▶ DATASET ENTRIES
'''

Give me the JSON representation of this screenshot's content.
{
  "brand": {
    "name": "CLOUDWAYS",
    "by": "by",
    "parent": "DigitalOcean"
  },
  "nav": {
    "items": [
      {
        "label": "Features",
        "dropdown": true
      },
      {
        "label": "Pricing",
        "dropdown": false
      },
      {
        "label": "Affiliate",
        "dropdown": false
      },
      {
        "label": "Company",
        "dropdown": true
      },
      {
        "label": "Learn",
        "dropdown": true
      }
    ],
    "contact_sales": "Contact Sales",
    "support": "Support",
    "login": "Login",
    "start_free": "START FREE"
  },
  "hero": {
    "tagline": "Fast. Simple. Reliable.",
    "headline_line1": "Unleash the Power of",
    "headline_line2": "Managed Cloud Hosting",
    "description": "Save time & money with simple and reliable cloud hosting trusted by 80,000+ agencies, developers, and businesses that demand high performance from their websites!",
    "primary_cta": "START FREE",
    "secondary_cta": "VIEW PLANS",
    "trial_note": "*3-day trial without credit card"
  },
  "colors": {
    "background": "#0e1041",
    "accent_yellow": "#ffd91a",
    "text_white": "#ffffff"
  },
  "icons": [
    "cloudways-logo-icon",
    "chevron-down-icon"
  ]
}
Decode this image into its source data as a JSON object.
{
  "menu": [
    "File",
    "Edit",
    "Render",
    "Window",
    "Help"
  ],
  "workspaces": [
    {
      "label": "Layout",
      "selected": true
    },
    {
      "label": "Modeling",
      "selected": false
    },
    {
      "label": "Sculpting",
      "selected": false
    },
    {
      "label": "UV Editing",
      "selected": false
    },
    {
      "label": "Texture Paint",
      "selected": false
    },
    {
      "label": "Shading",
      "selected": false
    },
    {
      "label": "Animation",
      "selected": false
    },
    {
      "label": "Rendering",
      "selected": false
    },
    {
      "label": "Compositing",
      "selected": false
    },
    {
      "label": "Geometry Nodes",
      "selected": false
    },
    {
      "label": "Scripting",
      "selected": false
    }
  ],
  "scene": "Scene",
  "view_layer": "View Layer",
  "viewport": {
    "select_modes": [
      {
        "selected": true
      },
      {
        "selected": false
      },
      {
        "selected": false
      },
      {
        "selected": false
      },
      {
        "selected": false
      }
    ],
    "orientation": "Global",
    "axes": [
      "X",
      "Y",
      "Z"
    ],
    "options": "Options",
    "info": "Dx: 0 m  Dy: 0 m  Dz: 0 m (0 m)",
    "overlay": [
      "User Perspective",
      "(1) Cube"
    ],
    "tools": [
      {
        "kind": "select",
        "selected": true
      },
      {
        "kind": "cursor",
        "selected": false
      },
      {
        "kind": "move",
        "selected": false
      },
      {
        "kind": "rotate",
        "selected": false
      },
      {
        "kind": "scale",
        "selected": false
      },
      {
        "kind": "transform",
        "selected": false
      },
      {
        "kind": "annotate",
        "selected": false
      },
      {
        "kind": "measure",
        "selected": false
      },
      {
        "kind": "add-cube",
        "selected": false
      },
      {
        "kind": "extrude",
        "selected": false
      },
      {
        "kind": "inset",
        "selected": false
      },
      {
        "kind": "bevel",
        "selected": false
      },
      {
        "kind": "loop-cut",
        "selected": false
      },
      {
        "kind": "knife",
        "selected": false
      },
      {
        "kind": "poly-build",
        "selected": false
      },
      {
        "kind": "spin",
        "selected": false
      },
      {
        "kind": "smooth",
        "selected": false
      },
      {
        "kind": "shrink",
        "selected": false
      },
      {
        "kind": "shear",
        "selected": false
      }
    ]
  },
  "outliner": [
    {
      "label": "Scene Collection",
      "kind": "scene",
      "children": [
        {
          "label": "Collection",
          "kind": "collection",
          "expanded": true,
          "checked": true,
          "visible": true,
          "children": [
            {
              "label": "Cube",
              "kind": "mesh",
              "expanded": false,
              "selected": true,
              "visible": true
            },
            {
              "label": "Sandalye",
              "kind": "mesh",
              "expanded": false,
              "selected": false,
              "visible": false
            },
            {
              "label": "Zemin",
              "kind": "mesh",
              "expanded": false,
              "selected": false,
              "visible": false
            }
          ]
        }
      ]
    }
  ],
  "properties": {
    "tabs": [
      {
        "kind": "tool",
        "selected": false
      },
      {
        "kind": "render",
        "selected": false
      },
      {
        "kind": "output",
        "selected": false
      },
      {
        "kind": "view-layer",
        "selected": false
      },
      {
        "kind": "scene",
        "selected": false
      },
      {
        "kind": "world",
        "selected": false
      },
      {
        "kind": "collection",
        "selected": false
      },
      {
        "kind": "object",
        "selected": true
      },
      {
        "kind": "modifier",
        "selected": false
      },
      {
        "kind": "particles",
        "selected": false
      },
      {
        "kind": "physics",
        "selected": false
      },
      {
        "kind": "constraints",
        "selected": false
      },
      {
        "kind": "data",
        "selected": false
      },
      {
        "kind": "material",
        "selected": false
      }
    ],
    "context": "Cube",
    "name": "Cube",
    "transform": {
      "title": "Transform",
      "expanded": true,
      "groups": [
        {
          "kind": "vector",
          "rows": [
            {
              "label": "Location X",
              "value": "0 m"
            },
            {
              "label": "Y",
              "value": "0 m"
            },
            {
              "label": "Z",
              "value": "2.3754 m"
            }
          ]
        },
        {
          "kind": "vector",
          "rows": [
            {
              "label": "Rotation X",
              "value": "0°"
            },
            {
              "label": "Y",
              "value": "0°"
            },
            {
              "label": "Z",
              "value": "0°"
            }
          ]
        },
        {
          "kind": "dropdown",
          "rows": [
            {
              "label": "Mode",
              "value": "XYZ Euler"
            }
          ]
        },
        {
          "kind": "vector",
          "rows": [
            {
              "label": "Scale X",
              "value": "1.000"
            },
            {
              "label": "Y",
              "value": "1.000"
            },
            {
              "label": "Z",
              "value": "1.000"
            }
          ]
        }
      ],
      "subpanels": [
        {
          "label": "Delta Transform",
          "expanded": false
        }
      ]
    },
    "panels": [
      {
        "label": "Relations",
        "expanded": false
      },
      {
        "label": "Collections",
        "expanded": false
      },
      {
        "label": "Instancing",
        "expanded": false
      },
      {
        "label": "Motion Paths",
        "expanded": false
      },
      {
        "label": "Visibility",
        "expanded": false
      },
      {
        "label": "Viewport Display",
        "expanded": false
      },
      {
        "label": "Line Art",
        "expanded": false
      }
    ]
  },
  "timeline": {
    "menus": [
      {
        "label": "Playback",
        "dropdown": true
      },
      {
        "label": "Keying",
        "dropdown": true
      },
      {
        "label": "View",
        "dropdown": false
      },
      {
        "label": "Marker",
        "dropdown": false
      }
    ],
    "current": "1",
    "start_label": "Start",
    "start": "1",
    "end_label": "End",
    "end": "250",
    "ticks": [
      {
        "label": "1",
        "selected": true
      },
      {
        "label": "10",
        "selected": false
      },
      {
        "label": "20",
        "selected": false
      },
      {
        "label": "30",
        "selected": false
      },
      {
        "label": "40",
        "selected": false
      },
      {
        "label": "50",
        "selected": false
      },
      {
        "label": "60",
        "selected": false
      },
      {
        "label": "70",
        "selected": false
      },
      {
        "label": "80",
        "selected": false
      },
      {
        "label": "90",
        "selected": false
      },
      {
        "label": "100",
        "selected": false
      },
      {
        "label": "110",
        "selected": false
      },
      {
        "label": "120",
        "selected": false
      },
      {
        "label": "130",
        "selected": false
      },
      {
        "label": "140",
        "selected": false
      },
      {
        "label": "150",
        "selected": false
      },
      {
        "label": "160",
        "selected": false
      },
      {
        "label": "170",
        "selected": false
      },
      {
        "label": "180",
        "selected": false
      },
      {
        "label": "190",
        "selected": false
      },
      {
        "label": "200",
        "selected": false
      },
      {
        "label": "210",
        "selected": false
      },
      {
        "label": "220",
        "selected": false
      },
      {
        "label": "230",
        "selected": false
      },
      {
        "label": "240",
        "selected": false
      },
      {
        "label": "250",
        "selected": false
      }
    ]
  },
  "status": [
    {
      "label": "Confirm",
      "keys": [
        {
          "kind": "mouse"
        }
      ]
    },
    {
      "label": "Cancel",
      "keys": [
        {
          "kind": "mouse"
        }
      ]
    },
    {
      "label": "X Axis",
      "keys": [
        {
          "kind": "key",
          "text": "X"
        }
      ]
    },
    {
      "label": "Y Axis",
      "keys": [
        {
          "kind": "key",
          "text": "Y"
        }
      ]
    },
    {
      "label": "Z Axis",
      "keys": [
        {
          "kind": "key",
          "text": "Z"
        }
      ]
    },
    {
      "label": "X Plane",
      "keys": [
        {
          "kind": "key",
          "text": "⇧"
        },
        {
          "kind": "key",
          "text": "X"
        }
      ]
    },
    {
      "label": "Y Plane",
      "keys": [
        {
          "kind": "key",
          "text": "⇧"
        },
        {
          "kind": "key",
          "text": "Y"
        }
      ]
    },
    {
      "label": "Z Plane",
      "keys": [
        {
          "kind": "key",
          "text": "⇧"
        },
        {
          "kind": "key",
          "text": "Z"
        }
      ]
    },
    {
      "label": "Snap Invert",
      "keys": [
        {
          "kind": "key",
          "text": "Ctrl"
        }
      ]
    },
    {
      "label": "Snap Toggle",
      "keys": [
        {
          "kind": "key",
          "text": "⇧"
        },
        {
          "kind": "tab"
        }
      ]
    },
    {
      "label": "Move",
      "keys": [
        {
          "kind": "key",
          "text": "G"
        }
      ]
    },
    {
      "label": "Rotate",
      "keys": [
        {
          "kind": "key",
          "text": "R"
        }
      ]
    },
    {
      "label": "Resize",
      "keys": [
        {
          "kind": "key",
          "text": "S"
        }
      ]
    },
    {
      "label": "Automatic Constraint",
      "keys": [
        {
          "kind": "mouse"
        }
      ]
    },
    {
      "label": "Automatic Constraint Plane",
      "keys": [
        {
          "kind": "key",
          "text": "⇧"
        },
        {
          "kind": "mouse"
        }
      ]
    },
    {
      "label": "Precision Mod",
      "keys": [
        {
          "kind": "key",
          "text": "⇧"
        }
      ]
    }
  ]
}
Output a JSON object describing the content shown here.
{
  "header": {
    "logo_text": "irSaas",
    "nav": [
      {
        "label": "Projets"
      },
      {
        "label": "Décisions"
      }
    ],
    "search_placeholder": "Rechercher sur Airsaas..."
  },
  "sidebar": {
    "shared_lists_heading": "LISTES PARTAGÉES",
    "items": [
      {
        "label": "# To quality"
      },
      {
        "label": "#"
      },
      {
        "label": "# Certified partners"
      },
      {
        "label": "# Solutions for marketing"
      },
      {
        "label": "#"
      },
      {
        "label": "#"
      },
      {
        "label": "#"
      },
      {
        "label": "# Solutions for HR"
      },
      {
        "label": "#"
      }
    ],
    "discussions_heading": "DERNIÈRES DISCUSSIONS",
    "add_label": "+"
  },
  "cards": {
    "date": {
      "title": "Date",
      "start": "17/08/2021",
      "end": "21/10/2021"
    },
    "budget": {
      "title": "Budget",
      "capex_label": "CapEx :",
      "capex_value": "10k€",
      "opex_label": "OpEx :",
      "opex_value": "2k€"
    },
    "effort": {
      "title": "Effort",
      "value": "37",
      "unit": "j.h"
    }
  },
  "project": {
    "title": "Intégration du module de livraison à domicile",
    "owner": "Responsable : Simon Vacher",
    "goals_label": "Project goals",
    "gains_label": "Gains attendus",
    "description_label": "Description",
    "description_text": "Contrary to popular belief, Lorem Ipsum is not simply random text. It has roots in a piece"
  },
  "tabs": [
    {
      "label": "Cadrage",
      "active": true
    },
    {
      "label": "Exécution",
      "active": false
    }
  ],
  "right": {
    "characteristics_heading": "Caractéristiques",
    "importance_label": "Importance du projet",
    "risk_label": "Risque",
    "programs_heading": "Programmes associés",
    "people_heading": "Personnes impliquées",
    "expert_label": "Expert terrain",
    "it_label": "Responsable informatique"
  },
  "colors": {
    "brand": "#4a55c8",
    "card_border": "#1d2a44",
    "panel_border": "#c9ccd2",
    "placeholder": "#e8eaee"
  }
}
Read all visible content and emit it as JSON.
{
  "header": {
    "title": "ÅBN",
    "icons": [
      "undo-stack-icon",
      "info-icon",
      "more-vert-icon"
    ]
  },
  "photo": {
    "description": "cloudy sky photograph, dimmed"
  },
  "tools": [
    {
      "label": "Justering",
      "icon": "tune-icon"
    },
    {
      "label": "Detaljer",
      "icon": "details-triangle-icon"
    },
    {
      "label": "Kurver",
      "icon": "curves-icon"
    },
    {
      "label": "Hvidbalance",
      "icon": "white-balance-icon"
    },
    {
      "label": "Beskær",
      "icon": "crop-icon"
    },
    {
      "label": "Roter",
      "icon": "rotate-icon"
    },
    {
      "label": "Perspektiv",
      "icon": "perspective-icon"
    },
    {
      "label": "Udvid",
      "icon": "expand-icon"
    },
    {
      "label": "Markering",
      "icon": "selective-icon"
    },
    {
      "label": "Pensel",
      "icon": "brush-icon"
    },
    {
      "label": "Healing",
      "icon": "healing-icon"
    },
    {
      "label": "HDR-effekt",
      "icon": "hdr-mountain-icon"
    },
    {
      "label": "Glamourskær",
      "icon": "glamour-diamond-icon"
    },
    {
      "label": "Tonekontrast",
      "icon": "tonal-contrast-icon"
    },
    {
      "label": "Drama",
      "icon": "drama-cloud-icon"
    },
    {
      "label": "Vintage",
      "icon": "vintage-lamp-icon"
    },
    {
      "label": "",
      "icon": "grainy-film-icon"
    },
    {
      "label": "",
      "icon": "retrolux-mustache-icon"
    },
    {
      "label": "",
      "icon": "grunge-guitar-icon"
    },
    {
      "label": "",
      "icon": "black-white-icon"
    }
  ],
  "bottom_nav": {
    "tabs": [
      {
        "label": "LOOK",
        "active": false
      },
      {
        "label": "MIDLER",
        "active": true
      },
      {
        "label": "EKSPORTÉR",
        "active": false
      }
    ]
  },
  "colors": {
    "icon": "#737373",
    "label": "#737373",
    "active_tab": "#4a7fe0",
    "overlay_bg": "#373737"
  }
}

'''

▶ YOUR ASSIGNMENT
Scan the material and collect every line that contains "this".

▶ RESULT
Give me the JSON representation of this screenshot's content.
Decode this image into its source data as a JSON object.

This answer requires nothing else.